Politics & Policy

The Corner

Why Comey’s Story Still Holds Water

There was certainly a lot to digest in today’s hearing. I agree with most of the points made by my colleagues with one quibble about Kevin’s take, much to my chagrin. I really can’t stand it when Kevin’s cynical misanthropy outshines my own, but I thought the hearings were considerably better than the typical fare. Yes, they were partisan, but nowhere near as bad as the near show-trial nonsense we’ve seen in the recent past (particularly from the House). My memory of the various Fast and Furious, IRS, and Benghazi hearings is a bit of a mish-mash, but the bad taste they left is still worse, years later, than what I’m experiencing today.

And that, in a sense, is damning. During many of the Obama-era hearings, the questioning was often infuriating. The Democrats would salute the heroism and valor of IRS hacks and other miscreants while asking how they persevere during these witch-hunts. Of course, they’d throw in the occasional query about whether President Obama could create a boulder so heavy that even he couldn’t lift it. Meanwhile, the Republicans tended to make interminable speeches about their outrage but forget to hold a line of questioning long enough to make a difference. In today’s hearing, several of the Republican senators did a very fine job asking probing questions that poked holes in Comey’s testimony. It leaves me wondering, “Where were these guys during the Obama years?”

In the broad scheme of things, I think Comey’s account still holds water. Of course, Trump’s lawyer, Marc Kasowitz, doesn’t agree. But Kasowitz effort to insinuate that Comey’s testimony is simultaneously full of lies but also utterly vindicating simply cannot withstand two seconds of logical contemplation. And I agree with Kevin, that if you think there’s more reason to believe Comey is a liar than Trump, you may want to cut back on the Kool-Aid.

But I agree that the case for obstruction will be hard to make for the reasons Rich lays out over at Politico:

When Trump asked Comey in the Oval Office to lay off his just-fired national security adviser Michael Flynn, Comey says he understood this request to be only about Flynn, not about Russia. In a later conversation, as Comey puts it, “The President went on to say that if there were some ‘satellite’ associates of his who did something wrong, it would be good to find that out.”

In other words: Have at it with Manafort, Page, and Stone, et. al. Democrats will have to labor mightily to try build this into an obstruction case.

While this seems right to me, it elides a bit over the fact that Trump did (allegedly) ask Comey to drop the investigation into Flynn.

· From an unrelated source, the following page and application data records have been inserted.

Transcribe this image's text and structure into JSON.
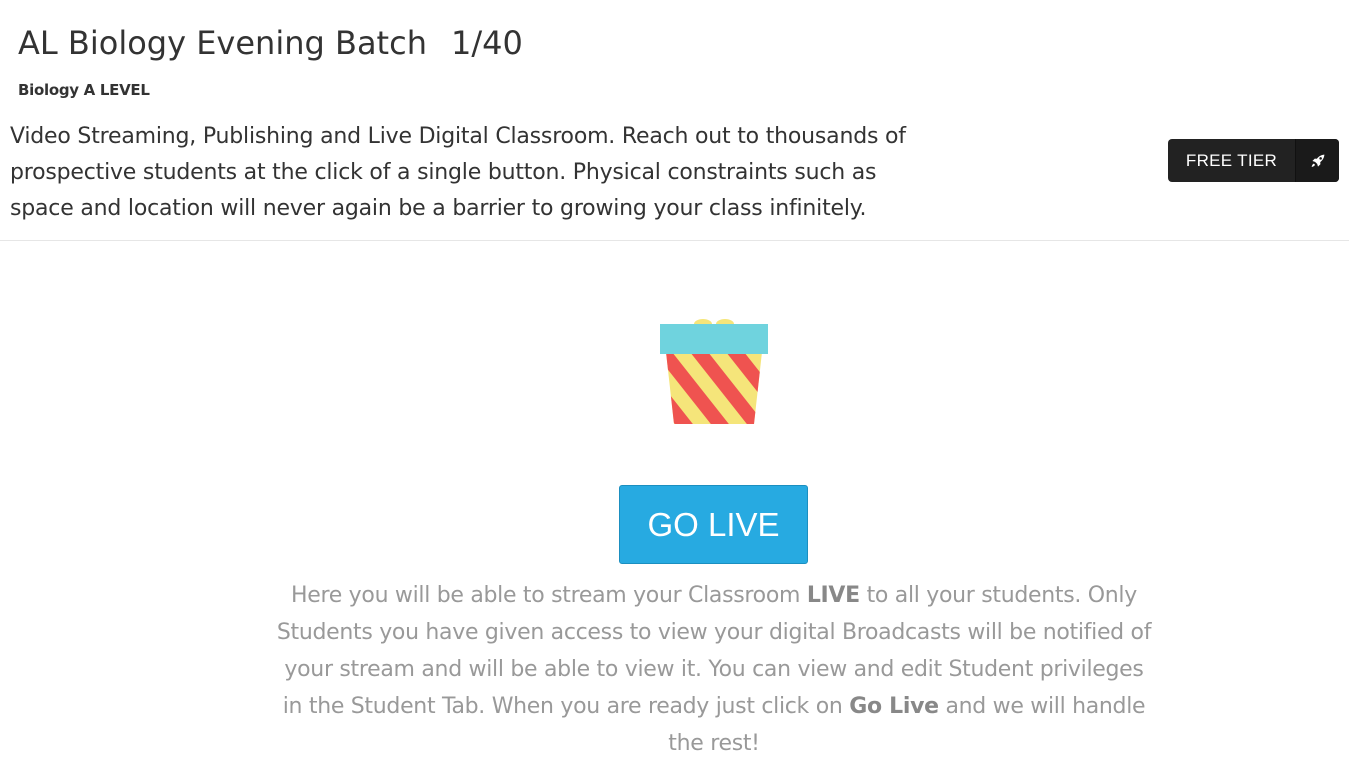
{
  "header": {
    "title": "AL Biology Evening Batch",
    "count": "1/40",
    "subject": "Biology A LEVEL",
    "description": "Video Streaming, Publishing and Live Digital Classroom. Reach out to thousands of prospective students at the click of a single button. Physical constraints such as space and location will never again be a barrier to growing your class infinitely.",
    "tier_label": "FREE TIER",
    "tier_icon": "rocket-icon"
  },
  "main": {
    "illustration": "gift-icon",
    "go_live_label": "GO LIVE",
    "info": {
      "part1": "Here you will be able to stream your Classroom ",
      "bold1": "LIVE",
      "part2": " to all your students. Only Students you have given access to view your digital Broadcasts will be notified of your stream and will be able to view it. You can view and edit Student privileges in the Student Tab. When you are ready just click on ",
      "bold2": "Go Live",
      "part3": " and we will handle the rest!"
    }
  },
  "colors": {
    "accent": "#27aae1",
    "badge_bg": "#222222",
    "gift_lid": "#6fd3de",
    "gift_stripe_red": "#ef5350",
    "gift_stripe_yellow": "#f5e57a"
  }
}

It seems to me there are two possible explanations for this. The Democratic interpretation is surely going to be that Flynn is the key to the whole conspiracy and that’s why Trump wanted him off the hook. I wouldn’t be shocked to see “Flip Flynn!” T-shirts at the next march on Washington.

Meanwhile, the White House interpretation is that Trump likes Flynn and is loyal to him. Trump just thinks he’s a “good guy!” — and the president felt bad that he had just fired him. Flynn has suffered enough. Etc.

That’s certainly plausible, though as Kevin intimates, why you would expect anyone but the faithful to take Trump’s word for it is beyond me. Moreover, you have to think Manafort, Page, and Stone wish the president’s loyalty were more widely distributed. And who knows what those guys are apt to do if they feel they’ve been thrown under the bus?

Most Popular

Politics & Policy

Students’ Anti-Gun Views

Are children innocents or are they leaders? Are teenagers fully autonomous decision-makers, or are they lumps of mental clay, still being molded by unfolding brain development? The Left seems to have a particularly hard time deciding these days. Take, for example, the high-school students from Parkland, ... Read More
Elections

Romney Is a Misfit for America

Mitt’s back. The former governor of Massachusetts and occasional native son of Michigan has a new persona: Mr. Utah. He’s going to bring Utah conservatism to the whole Republican party and to the country at large. Wholesome, efficient, industrious, faithful. “Utah has a lot to teach the politicians in ... Read More
Law & the Courts

What the Second Amendment Means Today

The horrifying school massacre in Parkland, Fla., has prompted another national debate about guns. Unfortunately, it seems that these conversations are never terribly constructive — they are too often dominated by screeching extremists on both sides of the aisle and armchair pundits who offer sweeping opinions ... Read More
U.S.

Fire the FBI Chief

American government is supposed to look and sound like George Washington. What it actually looks and sounds like is Henry Hill from Goodfellas: bad suit, hand out, intoning the eternal mantra: “F*** you, pay me.” American government mostly works by interposition, standing between us, the free people at ... Read More
Film & TV

Black Panther’s Circle of Hype

The Marvel Cinematic Universe (MCU) first infantilizes its audience, then banalizes it, and, finally, controls it through marketing. This commercial strategy, geared toward adolescents of all ages, resembles the Democratic party’s political manipulation of black Americans, targeting that audience through its ... Read More